Applying what we learn at the midweek meeting will help us to make continual progress in our ministry (See paragraphs 15-16) *

15-16. In line with 1 Timothy 4:13, 15, how can we keep improving our skills as evangelizers? (See also the box “ Goals to Help Me Fully Accomplish My Ministry.”)

15 Another way to accomplish our ministry more fully is by improving our skills in the preaching work. People in some professions are required to receive ongoing training and education in order to improve their knowledge and skills. This is also true of Kingdom preachers. We need to continue learning how to be more skillful in our ministry.​—Prov. 1:5; read 1 Timothy 4:13, 15.

16 How, though, can we continue to make progress in our ministry? By paying close attention to the instruction we receive at the weekly Life and Ministry Meeting. This meeting provides invaluable training to help us progressively improve our skills in the field service. For instance, when the chairman gives counsel to those who have presented student assignments, we can identify suggestions that can help us improve in our ministry. We can put those suggestions into practice the next time we share the good news with someone. We could ask our field service group overseer for help or work in the ministry with him or with another experienced publisher, a pioneer, or the circuit overseer. As we become more skilled at using each tool in the Teaching Toolbox, we will enjoy our preaching and teaching more.

17. What will you experience when you fully accomplish your ministry?

17 How privileged we are that Jehovah allows us to be his “fellow workers”! (1 Cor. 3:9) When you “make sure of the more important things” and focus on the Christian ministry, you will “serve Jehovah with rejoicing.” (Phil. 1:10; Ps. 100:2) As one of God’s ministers, you can be confident that he will give you the power you need to accomplish your ministry no matter what challenges or limitations you may face. (2 Cor. 4:1, 7; 6:4) Whether your circumstances allow you to have a small or a great share in witnessing, you can “have cause for rejoicing” when you are whole-souled in your ministry. (Gal. 6:4) When you fully accomplish your ministry, you show your love for Jehovah and for your fellow man. “By doing this you will save both yourself and those who listen to you.”​—1 Tim. 4:16.

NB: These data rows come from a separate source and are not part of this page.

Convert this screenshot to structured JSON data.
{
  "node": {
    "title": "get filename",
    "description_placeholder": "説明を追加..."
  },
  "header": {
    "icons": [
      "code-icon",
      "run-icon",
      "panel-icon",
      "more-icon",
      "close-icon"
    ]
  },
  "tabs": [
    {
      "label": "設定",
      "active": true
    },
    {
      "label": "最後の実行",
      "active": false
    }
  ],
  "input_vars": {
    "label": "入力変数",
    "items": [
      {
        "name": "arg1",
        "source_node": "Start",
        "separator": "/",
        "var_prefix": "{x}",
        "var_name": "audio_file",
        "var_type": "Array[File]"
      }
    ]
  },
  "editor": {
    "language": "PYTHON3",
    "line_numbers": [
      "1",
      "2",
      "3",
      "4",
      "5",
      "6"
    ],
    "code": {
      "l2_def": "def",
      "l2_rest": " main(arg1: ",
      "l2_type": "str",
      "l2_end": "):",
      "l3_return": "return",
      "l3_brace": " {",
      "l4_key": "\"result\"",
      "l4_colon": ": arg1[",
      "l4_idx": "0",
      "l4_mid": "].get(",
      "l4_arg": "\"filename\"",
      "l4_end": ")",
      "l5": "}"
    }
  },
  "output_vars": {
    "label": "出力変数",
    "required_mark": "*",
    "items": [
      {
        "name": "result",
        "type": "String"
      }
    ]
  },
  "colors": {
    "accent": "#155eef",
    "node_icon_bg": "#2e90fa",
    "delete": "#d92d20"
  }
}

SONG 58 Searching for Friends of Peace

^ par. 5 We have been commissioned to preach the good news of the Kingdom and to make disciples. This article will consider how we can fully accomplish our ministry, even if we have challenging personal circumstances. We will also learn how we can make our preaching work more effective and rewarding.

^ par. 4 EXPRESSION EXPLAINED: Our Christian ministry includes various aspects of preaching and teaching, construction and maintenance of theocratic facilities, and disaster relief work.​—2 Cor. 5:18, 19; 8:4.

^ par. 13 See the seven steps listed in the box “How to Simplify Your Life” in The Watchtower of July 2016, p. 10.

^ par. 62 PICTURE DESCRIPTIONS: A sister demonstrates a return visit during the midweek meeting. Afterward, as the meeting chairman gives counsel, she makes notes in her Teaching brochure. Later, on the weekend, she uses in the field ministry what she learned at the meeting.